**ABOUT THIS TASK**
Pictures in the records below are skipped; the rest is copied exactly.

**DATASET EXTRACT**
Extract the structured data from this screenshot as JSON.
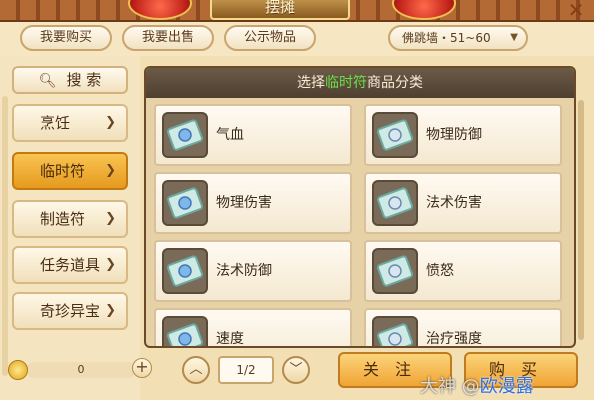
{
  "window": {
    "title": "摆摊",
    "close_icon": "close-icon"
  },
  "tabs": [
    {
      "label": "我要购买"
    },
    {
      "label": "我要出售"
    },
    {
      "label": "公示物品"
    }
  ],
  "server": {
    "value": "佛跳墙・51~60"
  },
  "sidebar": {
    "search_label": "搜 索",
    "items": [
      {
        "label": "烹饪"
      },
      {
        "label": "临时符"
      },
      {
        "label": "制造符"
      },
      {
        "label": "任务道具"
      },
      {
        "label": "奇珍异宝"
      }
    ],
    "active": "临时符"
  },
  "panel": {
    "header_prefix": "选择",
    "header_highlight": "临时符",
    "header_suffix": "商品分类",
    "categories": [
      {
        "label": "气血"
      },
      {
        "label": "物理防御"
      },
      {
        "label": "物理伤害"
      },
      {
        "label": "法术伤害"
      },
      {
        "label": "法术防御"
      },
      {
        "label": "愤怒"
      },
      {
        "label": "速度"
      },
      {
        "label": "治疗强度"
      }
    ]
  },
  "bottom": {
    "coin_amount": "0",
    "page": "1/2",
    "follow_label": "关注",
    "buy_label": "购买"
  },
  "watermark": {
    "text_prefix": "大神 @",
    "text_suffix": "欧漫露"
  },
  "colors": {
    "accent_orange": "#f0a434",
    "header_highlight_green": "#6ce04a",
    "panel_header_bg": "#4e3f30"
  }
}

**OUTPUT OF THE TASK**
Extract the structured data from this screenshot as JSON.
{
  "window": {
    "title": "摆摊",
    "close_icon": "close-icon"
  },
  "tabs": [
    {
      "label": "我要购买"
    },
    {
      "label": "我要出售"
    },
    {
      "label": "公示物品"
    }
  ],
  "server": {
    "value": "佛跳墙・51~60"
  },
  "sidebar": {
    "search_label": "搜 索",
    "items": [
      {
        "label": "烹饪"
      },
      {
        "label": "临时符"
      },
      {
        "label": "制造符"
      },
      {
        "label": "任务道具"
      },
      {
        "label": "奇珍异宝"
      }
    ],
    "active": "临时符"
  },
  "panel": {
    "header_prefix": "选择",
    "header_highlight": "临时符",
    "header_suffix": "商品分类",
    "categories": [
      {
        "label": "气血"
      },
      {
        "label": "物理防御"
      },
      {
        "label": "物理伤害"
      },
      {
        "label": "法术伤害"
      },
      {
        "label": "法术防御"
      },
      {
        "label": "愤怒"
      },
      {
        "label": "速度"
      },
      {
        "label": "治疗强度"
      }
    ]
  },
  "bottom": {
    "coin_amount": "0",
    "page": "1/2",
    "follow_label": "关注",
    "buy_label": "购买"
  },
  "watermark": {
    "text_prefix": "大神 @",
    "text_suffix": "欧漫露"
  },
  "colors": {
    "accent_orange": "#f0a434",
    "header_highlight_green": "#6ce04a",
    "panel_header_bg": "#4e3f30"
  }
}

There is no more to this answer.